Carl Icahn was a ruthless corporate raider and a leader in shareholder activism. Icahn would specifically look for companies with bad management. He would do his best to acquire enough shares and vote himself to the Board of Directors. He would then make changes in a way he believed would bring solid results. This was a major success for him for approximately 30 years.
The next of the top investors on our list is:
Peter Lynch is most known for his 13-year tenure as manager of the Fidelity Magellan Fund, during which time his assets under management climbed from $20 million to over $14 billion. Lynch also outperformed the S&P500 Index in 11 of the 13 years, averaging a 29 per cent annual return.
Lynch had eight fundamentals that he applied to his selection process. We’ll name just a few. He emphasized avoiding long shots and believed good management is the ultimate recipe for success. And lastly, he explained that the investor should explain why they’re doing so before making a purchase.
As the eighth top investor on the list, we have:
George Soros is the one who “broke the bank.” Soros risked $10 billion in a single trade in September of 1992. As one of the top investors, he also made over $1 billion daily. He has run the Quantum Fund, which earned him an annual return of more than 30% as the lead manager.
Soros mainly focused on converting broad macroeconomic patterns into highly leveraged bond and commodity trades. Soros is odd among the top investors because he lacks a clearly defined approach, opting for a speculative strategy based on his gut.
Jesse Livermore didn’t have a formal education and had no prior experience in trading. He learned from both his successes and failures. These successes and failures helped form trading ideas still in the market today. Livermore started trading for himself in his early teens, and by the age of sixteen, he had reportedly made gains of over $1,000, which was a lot of money back then. Over the next few years, he made money by betting against “bucket shops,” which didn’t handle real deals and let consumers gamble against the house on stock price swings.
The next of the top investors on our list is:
Outside of Wall Street, few people have heard of Michael Steinhart. Over 28 years, Steinhardt produced a track record that still stands tall on Wall Street: 24 per cent compound annual returns — more than double the S&P500!
As a strategic trader, this top investor focuses on the long term while investing in the short term.
Thomas Rowe Price Jr.
Thomas Rowe Price Jr. “is the father of growth investing.” For years Price struggled with depression. He focused on investing in successful companies long-term. At the time, this was something that not many would do. Price believed that investors should focus on stock picking for long-term purposes. He emphasized that a successful investing career should include discipline, consistency, process, and fundamental research.
Finally, investigating the stories and accomplishments of the year’s best investors provides valuable insights into the investment world. The investors in this article have shown outstanding abilities, strategic thinking, and a thorough knowledge of market dynamics.
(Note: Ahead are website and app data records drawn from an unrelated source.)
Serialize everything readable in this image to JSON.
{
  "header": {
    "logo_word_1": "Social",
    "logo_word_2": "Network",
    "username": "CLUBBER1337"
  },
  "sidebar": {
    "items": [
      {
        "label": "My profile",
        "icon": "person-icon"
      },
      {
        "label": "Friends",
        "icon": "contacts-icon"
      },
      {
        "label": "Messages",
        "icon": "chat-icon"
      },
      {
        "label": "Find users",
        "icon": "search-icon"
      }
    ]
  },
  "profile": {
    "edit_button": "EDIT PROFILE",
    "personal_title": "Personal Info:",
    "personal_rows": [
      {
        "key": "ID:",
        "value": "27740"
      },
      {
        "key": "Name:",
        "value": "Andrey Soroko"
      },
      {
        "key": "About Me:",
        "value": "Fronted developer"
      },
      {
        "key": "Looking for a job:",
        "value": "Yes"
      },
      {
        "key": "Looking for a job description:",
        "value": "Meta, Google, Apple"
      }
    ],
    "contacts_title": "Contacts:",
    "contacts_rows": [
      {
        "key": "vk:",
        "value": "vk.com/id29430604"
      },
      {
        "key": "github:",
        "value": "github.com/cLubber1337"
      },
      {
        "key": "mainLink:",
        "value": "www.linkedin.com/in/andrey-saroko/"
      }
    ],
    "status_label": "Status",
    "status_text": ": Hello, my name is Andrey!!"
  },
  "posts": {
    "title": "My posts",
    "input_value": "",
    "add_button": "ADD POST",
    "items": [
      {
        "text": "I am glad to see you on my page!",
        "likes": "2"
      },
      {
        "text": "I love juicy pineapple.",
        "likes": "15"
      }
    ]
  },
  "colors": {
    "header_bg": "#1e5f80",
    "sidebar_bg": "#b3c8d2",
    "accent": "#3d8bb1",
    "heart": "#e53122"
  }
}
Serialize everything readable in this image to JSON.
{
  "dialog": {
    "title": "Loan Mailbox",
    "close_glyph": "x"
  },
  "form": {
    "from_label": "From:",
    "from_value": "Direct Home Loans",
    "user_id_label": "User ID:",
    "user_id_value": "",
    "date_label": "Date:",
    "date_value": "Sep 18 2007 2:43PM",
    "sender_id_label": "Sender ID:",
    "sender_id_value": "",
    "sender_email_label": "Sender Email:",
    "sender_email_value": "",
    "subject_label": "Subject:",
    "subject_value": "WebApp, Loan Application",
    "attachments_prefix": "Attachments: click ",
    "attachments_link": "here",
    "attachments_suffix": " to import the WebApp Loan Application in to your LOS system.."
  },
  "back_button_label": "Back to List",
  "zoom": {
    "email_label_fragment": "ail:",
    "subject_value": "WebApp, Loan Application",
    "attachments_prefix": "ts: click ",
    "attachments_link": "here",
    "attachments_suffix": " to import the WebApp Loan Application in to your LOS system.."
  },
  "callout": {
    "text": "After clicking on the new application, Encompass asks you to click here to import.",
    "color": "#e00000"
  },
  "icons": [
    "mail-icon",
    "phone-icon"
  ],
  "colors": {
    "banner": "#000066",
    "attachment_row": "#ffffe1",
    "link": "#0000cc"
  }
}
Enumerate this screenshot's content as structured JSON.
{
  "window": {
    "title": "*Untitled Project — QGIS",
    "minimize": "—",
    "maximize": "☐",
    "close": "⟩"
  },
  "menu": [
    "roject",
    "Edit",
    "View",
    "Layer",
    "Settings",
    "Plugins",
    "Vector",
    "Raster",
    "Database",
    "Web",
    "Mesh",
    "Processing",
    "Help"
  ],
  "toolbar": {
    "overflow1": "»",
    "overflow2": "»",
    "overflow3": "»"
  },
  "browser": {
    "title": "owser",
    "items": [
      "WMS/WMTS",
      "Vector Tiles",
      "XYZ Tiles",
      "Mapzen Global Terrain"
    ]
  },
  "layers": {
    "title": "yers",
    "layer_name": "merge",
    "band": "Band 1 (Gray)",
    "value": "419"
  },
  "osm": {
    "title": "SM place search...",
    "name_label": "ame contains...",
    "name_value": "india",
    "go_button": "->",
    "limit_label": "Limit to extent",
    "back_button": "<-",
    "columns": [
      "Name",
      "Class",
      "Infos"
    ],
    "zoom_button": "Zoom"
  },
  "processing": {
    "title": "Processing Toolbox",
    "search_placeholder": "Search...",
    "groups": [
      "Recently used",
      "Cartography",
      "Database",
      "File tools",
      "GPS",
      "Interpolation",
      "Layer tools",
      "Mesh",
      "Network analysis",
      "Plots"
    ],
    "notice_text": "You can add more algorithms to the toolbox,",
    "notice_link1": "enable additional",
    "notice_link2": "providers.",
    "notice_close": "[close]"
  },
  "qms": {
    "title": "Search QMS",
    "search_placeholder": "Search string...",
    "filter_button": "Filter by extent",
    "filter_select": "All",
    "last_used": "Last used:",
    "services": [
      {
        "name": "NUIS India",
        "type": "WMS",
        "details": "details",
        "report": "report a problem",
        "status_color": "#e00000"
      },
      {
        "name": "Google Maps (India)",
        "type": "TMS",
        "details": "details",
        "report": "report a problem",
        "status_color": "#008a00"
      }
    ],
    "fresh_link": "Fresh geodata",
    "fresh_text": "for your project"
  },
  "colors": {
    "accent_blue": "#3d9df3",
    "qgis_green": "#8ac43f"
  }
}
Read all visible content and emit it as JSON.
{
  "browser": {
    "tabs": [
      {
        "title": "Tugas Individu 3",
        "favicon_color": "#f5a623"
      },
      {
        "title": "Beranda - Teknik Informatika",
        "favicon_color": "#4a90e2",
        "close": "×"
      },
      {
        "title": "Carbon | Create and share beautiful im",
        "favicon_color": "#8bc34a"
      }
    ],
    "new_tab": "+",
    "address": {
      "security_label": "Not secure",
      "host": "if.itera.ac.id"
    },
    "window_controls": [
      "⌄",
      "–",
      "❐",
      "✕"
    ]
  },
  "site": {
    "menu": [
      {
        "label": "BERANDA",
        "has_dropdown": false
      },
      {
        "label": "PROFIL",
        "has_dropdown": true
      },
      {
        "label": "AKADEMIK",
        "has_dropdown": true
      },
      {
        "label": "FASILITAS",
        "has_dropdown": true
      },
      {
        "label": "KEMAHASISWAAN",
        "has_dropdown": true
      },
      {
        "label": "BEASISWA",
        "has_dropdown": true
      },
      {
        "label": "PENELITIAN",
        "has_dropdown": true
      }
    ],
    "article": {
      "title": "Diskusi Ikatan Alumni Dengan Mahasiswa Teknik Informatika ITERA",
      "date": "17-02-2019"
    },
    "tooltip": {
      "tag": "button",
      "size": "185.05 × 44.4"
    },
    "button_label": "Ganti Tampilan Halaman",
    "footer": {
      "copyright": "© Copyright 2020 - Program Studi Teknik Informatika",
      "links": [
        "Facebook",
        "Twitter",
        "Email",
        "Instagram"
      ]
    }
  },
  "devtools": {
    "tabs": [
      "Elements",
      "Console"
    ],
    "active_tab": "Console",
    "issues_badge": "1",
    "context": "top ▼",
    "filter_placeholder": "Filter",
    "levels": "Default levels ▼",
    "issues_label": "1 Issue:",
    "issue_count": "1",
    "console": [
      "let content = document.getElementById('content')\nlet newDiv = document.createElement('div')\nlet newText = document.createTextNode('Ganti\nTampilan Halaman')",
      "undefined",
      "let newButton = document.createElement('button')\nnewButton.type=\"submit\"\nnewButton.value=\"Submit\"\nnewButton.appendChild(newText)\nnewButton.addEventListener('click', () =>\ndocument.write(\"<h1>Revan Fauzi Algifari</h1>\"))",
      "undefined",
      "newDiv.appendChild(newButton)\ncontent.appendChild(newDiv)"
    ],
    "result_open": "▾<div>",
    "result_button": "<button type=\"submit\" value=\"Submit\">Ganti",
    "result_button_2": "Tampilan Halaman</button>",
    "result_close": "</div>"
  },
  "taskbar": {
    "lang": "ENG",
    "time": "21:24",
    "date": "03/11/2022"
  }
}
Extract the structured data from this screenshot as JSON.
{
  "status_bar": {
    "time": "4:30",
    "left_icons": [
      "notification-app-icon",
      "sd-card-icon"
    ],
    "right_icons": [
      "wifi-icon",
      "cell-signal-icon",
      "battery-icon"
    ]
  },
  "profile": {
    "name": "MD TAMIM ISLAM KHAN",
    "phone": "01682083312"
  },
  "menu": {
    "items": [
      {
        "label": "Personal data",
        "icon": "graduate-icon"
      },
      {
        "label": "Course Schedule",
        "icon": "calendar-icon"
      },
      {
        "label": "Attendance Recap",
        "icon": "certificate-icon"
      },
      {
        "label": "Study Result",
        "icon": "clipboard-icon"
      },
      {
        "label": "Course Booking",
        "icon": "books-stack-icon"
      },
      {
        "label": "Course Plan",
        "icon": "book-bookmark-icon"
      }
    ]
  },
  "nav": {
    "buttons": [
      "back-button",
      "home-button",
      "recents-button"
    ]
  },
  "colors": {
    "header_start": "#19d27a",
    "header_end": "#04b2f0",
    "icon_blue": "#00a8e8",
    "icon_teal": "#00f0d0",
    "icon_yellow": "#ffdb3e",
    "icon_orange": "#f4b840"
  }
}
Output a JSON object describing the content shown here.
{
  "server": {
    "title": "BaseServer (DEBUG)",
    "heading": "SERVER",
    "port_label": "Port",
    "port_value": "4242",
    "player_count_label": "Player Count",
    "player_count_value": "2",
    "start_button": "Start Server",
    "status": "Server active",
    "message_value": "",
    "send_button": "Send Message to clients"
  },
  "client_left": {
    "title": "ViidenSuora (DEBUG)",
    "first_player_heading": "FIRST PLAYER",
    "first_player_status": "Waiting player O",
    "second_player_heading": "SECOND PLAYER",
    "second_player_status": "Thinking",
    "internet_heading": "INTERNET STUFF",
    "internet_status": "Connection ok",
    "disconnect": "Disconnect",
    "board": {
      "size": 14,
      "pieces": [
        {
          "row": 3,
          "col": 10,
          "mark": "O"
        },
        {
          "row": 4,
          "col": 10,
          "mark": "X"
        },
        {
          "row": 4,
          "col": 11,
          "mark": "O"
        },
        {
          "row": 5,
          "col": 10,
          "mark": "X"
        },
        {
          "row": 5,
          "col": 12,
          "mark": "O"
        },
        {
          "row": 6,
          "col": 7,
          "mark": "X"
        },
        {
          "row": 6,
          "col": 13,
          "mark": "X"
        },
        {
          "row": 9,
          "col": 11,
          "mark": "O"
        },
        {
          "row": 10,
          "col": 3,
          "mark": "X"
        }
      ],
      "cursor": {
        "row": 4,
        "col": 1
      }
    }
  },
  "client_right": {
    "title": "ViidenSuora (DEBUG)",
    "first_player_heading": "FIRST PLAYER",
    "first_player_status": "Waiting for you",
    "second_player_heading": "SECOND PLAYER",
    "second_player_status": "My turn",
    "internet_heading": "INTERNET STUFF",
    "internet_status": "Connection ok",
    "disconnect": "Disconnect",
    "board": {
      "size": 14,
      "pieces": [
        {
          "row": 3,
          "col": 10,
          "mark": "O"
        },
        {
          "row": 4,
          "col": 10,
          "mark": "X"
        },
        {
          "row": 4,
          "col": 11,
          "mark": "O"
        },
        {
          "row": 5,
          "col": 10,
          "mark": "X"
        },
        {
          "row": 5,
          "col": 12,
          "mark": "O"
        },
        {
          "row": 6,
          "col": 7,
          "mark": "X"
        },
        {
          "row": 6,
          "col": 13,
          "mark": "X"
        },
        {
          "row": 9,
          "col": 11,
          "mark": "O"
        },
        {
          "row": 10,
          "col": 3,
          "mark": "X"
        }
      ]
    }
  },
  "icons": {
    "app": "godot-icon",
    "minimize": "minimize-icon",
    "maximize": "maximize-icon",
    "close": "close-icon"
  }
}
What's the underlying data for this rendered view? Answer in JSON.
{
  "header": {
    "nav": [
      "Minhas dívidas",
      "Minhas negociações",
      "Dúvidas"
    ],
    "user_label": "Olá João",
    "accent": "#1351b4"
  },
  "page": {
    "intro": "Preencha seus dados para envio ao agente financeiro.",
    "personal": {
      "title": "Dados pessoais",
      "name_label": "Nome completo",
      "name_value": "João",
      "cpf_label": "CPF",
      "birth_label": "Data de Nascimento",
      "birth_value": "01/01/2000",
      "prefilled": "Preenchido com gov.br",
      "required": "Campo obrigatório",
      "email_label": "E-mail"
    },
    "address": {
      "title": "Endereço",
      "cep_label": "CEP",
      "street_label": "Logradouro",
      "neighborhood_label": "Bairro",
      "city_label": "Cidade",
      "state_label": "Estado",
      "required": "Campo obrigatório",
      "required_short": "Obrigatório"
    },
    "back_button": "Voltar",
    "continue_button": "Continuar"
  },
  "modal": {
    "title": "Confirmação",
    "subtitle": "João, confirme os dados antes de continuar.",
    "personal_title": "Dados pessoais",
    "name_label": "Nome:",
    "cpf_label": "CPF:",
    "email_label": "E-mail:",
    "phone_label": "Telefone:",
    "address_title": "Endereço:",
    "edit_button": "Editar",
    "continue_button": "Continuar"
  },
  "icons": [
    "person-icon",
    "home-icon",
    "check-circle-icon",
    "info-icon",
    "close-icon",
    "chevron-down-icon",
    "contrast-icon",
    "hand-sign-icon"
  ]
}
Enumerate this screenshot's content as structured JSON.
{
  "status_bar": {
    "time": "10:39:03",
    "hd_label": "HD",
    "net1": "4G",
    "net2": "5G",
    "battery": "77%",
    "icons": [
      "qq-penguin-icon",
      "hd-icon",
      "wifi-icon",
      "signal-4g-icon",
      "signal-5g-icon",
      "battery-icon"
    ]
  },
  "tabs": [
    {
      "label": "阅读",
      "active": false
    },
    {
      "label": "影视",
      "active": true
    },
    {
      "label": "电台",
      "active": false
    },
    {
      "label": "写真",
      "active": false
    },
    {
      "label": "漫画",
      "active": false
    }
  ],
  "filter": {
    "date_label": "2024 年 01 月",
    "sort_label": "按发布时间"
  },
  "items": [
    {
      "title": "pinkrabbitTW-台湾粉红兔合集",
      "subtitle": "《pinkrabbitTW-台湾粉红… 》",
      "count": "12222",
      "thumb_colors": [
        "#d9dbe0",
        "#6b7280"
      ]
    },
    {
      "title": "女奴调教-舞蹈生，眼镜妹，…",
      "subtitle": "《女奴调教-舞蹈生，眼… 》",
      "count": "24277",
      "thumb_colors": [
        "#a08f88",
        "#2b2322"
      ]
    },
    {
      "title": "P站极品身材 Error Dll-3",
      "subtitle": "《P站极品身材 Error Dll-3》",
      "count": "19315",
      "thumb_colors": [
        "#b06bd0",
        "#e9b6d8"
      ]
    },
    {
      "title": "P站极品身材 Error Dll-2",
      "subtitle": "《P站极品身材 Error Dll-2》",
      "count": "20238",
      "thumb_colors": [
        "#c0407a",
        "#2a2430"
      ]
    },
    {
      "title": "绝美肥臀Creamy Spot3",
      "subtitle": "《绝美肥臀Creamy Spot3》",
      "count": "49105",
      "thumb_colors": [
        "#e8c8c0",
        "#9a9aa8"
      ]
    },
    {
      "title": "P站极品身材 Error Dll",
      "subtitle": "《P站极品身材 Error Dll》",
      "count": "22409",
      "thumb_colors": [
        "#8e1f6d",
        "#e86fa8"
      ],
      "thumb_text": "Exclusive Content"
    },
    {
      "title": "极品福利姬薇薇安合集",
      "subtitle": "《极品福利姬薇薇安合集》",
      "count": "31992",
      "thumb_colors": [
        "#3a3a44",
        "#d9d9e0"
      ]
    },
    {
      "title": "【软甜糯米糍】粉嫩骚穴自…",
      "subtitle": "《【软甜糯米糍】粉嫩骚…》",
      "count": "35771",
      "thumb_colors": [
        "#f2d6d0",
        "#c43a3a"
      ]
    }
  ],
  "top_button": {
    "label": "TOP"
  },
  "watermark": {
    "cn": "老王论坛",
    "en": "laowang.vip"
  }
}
Their achievements serve as an inspiration for potential investors. While each investor has their strategy and style, similar threads emerge, such as risk management, continual learning, and flexibility. Investors can gather helpful knowledge to inform their investing selections by examining their tactics and learning from their experiences.
It is important to remember that the financial landscape is continuously changing, and what worked for these top investors may not work for others. Individuals may improve their chances of success in the ever-changing investing world by being educated, completing rigorous research, and employing strong investment concepts.
In summary, these notable top investors share a common trait of fearlessly taking risks, yet they exercise caution in their actions. Much like jumping into the water, there is a particular technique to avoid injury. Similarly, successful top investors take calculated risks by assessing the market conditions and making informed decisions.